Plastics are a contentious issue in this. There is no argument that making new plastic uses oil and there is a positive effect to recycling some plastics; the problem again is in the selection and sorting process which tends to still use more resources overall than not recycling. I remember a scheme a few years ago that was looking into basically melting down every sort of plastic and re-processing it to re-produce oil. This would almost certainly be a good thing but we haven’t got there yet and the folks who understand the economics of this claim that burying all the plastics we have in landfill for now, and mining it later would be far more efficient than the picky and mostly wasteful recycling we do now.

In doing a little bit of research for this post I did read quite a few opinions on everything and a lot of the anti-recycling articles I have seen state things like: “Recycling things like paper, aluminium cans, etc. are among the most harmful ways to pollute the environment and use fossil fuels.” – This is a shame because the person who wrote this is talking nonsense. Actually, aluminium cans are one of the few things that are very much viable to recycle, along with copper and other large metal items in general. It is easy to take the negative effect of paper and bottles and stretch this to everything and if you do bother to read “Eight Great Myths”, for example, you should pick up the fact that the big evil is the small scale house to house recycling and not much larger selective schemes which can sometimes, be positive. Scrap metals, tyres and fast-food company cooking oils are all good examples of positive recycling.

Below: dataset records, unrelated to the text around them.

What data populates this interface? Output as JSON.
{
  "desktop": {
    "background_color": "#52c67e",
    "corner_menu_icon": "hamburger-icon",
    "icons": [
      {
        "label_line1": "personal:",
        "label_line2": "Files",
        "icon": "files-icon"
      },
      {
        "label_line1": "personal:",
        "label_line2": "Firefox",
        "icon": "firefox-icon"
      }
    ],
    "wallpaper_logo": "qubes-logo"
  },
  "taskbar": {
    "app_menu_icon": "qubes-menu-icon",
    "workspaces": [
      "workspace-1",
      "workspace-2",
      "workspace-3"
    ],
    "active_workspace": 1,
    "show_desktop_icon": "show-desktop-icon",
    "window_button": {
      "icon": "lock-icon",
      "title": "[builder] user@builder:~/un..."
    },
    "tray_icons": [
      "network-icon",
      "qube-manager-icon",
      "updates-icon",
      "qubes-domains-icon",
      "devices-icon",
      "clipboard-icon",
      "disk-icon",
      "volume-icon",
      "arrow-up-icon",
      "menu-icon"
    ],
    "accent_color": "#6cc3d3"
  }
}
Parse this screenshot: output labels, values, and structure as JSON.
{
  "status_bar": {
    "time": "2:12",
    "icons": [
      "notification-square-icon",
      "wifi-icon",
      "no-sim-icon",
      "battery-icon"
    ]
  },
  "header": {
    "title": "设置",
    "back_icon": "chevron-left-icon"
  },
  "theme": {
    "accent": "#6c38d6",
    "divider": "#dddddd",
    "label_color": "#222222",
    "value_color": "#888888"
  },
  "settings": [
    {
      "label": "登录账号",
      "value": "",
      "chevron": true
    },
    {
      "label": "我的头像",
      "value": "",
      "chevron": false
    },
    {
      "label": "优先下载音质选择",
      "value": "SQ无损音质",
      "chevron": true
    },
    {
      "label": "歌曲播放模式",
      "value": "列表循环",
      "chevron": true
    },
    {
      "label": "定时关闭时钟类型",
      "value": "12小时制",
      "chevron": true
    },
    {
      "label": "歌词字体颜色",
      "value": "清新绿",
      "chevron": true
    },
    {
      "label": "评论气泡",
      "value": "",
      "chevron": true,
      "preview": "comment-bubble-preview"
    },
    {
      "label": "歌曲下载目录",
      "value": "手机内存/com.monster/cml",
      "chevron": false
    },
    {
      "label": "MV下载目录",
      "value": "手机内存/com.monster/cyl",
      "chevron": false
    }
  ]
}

Landfill is often cited as the main great evils of our green age. Freecycle almost has this whole thing about keeping things out of landfill as a mantra. Companies make a LOT of money out of recycling and there are a hell of a lot of commercial pressures to keep up these myths. There isn’t a lot of money in landfill so it tends to lose the PR battle. But is landfill really so evil?

Actually no. Not at all – And this is one of the reason I refuse to go on about keeping things out of landfill. Modern landfills have moved on in technology; if you don’t believe me look some up! They tend to be huge centralised places that are landscaped over when they are finished; they don’t cause pollution, they are well managed and the more modern ones are re-using the methane produced by organic waste to generate electricity. Landfill sites are certainly not the great open fly infested visions of hell that recycling evangelists would have us believe – Quite the opposite in fact. A lot of them are also being designed now with the prospects of future recycling being taken into consideration. One day we may come up with a much more efficient use of plastics and when we do, we know exactly where they are in the landfill sites and we can easily get at them in bulk. When you stop and think about it, that’s actually pretty cool.

Ultimately there are people on both sides of this debate and it’s one I try not to get too involved with. I am forced (legally!) to recycle things and it grates at me every time I have to put used paper into a recycling bin. I hate it, but it’s happening anyway. I can’t stop people doing this, I can only hope that at some point governments will stop listening to the companies who make billions from recycling schemes that are both pointless and damaging and will come up with some other schemes. Meanwhile, I will carry on pushing for local reuse schemes like Freecycle and its offshoots and supporting yard sales and car boot sales. I will also carry on supporting the Salvation Army shops who have so far refused to forget their purpose as cheap local-community charity shops and companies like Frenchys in Atlantic Canada who keep millions of tonnes of clothing from otherwise being pulped to make recycled bloody paper!

So should you.